Playing with blocks is a good way to build understanding of math and science concepts - they say it helps develop numeracy (the understanding of numbers in everyday life), just like literacy is the understanding of letters and words. You probably already use a lot of math and science words in your normal play with your kiddo, but I've never focused on them.

Math words: long, tall, narrow, order, top, square, less, more, curve, add, count, outside, triangle, lines, patterns, big, little, rectangle ...

Science words: rough, smooth, smallest, heavy, whole, bigger, after, first, next, balance, light, weight, gravity, system ....

Don't underestimate your child's ability to learn these concepts!

Wednesday, November 3, 2010

Pseudo slacker

Last week for Girly's Halloween party at school, I signed up to bring tablecloths. Then, I felt bad and agreed to bring cheese and crackers, too. Sure, it was participation, but I have unreasonable Martha-goals for myself and feel guilty when I don't make something from scratch.

So, in a moment of inspiration, I realized that I had tiny "fall" cookie cutters in my drawer for lord knows what reason. I think I got them at Michael's in the $1 bin several years ago and they have never been used, other than thrown around the kitchen by Girly. I just cut the slices of cheese into fun pumpkin, bat and moon shapes and slapped it on a paper plate. It was fun, kid-friendly, and looked like I made an effort. In other words, score, score, SCORE.

I think I had the popular bento-style lunches in the back of my brain somewhere. Have you seen those? Another Lunch is a great blog with totally cute ideas. I would love to make and receive a lunch like that - but - let's be honest. Who the hell has time? If that was part of the daily program at our house, it would look more like me running around at 6:55am, trying to make coffee and peel a banana, and searching for the freaking bunny toothpicks.

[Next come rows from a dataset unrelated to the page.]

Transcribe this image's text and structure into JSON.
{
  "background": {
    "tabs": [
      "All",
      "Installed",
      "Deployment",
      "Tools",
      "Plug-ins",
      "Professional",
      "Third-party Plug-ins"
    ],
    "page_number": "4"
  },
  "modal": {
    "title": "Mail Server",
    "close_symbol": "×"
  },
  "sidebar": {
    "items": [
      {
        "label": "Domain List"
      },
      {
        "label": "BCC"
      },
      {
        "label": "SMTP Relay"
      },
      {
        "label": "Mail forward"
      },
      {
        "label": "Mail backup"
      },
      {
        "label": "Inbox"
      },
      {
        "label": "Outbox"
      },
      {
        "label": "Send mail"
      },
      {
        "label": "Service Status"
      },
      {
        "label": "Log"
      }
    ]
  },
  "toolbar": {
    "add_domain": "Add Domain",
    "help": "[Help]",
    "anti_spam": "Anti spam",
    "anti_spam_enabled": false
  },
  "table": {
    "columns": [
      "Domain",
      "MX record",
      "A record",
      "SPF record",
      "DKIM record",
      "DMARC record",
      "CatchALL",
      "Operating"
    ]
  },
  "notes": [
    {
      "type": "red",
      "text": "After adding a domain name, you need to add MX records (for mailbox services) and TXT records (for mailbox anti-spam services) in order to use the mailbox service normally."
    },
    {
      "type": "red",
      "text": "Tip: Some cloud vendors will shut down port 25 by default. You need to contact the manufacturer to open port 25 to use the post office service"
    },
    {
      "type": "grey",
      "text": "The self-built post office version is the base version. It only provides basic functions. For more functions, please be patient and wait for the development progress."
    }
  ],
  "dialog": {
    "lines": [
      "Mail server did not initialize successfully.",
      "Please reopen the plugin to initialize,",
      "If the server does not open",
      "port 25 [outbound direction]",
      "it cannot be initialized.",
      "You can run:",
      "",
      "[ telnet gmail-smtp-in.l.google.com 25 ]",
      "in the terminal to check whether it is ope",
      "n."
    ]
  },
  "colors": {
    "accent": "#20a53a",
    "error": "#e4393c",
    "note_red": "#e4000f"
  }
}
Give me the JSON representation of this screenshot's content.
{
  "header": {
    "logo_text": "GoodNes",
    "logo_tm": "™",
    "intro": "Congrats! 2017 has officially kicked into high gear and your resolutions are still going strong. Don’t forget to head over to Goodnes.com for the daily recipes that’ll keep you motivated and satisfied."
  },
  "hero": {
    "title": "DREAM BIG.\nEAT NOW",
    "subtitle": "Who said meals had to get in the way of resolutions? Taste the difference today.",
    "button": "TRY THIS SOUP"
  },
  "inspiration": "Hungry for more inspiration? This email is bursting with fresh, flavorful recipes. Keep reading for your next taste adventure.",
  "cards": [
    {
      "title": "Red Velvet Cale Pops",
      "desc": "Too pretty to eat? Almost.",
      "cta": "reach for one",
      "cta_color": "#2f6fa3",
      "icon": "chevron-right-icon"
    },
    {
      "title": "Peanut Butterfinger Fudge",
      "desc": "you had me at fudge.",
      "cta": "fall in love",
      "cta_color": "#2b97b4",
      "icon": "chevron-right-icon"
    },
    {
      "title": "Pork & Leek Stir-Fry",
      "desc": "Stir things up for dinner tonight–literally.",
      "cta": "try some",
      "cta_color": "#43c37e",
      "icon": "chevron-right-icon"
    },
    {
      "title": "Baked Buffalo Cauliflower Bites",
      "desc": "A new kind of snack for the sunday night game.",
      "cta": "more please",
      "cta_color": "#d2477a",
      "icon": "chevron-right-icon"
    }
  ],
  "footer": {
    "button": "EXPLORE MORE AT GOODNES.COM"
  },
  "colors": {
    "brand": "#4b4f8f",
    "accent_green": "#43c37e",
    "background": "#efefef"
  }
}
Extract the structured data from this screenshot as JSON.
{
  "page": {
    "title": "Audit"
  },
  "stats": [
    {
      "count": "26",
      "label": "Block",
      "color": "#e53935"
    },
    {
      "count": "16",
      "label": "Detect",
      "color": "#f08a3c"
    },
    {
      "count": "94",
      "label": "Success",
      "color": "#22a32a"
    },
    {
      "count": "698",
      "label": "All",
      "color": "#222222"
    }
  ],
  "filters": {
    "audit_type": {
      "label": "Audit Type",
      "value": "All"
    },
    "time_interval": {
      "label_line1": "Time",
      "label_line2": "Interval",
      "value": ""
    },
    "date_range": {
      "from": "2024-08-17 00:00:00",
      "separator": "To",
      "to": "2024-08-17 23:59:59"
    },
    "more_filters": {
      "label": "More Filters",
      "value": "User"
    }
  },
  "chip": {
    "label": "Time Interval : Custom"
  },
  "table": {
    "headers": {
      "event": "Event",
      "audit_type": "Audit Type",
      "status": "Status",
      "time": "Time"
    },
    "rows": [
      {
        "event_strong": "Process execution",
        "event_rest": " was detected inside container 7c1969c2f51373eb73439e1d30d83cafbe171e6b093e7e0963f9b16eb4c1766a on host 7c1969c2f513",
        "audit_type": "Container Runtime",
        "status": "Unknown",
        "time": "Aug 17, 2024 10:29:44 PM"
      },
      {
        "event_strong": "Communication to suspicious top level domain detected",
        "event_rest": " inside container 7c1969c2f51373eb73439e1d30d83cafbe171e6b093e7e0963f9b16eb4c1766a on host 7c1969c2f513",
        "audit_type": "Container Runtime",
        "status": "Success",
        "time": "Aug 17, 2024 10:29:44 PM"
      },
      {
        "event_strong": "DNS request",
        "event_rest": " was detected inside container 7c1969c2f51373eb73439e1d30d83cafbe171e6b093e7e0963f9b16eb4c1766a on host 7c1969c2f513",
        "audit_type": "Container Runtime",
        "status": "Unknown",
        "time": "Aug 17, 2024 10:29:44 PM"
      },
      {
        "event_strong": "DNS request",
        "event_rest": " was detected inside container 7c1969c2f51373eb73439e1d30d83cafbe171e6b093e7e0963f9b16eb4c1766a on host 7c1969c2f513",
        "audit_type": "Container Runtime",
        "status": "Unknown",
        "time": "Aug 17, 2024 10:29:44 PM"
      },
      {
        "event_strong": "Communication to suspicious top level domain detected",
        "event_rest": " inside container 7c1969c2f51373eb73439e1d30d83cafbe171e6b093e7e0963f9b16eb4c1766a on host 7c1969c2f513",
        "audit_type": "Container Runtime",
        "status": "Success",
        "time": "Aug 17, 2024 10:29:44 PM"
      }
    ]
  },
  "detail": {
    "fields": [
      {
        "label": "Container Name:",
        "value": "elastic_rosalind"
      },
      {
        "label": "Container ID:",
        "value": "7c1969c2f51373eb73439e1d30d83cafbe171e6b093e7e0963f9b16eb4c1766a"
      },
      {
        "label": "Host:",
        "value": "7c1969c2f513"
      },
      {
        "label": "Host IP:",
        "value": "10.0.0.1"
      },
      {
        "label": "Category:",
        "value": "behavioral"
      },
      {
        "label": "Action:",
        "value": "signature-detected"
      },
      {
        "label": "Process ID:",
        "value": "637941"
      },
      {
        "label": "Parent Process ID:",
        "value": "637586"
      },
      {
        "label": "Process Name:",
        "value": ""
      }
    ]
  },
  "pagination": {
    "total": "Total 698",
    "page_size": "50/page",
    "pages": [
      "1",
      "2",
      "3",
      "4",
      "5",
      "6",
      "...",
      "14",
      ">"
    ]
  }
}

So, again, in other words - not going to happen.

Monday, November 1, 2010

Remove the offender

We spent most of our weekend locked in a battle of wills over picking up.

Girly has reached the age where she is certainly capable of picking up her toys. She used to do it with pleasure, but as 2 approaches, she uses it as a stall tactic or to annoy her mother. She spent a lot of time in the time-out corner, then finally asked to spend time there. She willfully pushed her toys or magnets or noodles into a pile, as if she was going to pick them up, then kicked them all over the place. Exasperating, FOR SURE, and did not bring out the best in me.

I am trying to work hard on curtailing the whining - by ignoring her - but there are only so many things I can ignore and only so many threats I can issue. (I try very hard to 'threaten' with only the things I am willing to follow-through on. So, "if you ever want to eat again you better pick up!" is not a very good threat.)

I finally realized the problem - I need to remove the offending item. There are certain items in our house that are guaranteed triggers of bad behavior (like alcohol for alcoholics and drugs for crackheads - she is addicted to mess). She used to love to pour noodles from bowl to bowl - now they are shrapnel in our kitchen. She loved to play with magnets on the refrigerator - I saved all the sports schedules that came in the mail - and now she yields them as swords. Little General Custer and I had our Last Stand over the linoleum floor many a time this weekend.

No more.

You won't pick up your noodles after countless time-outs and threats? Fine. I'll sweep them up and throw them away.

You won't pick up your magnets without collapsing to the floor in melodramatic fashion? Fine. I'll throw them away.

It won't work for everything ... the Love and Logic folks say not to threaten to throw away toys unless you are really willing to throw them away forever ... but it will help limit the battles, I think.

Or, if I'm really honest with myself, the battle will just move to another item. Items.

Sigh ...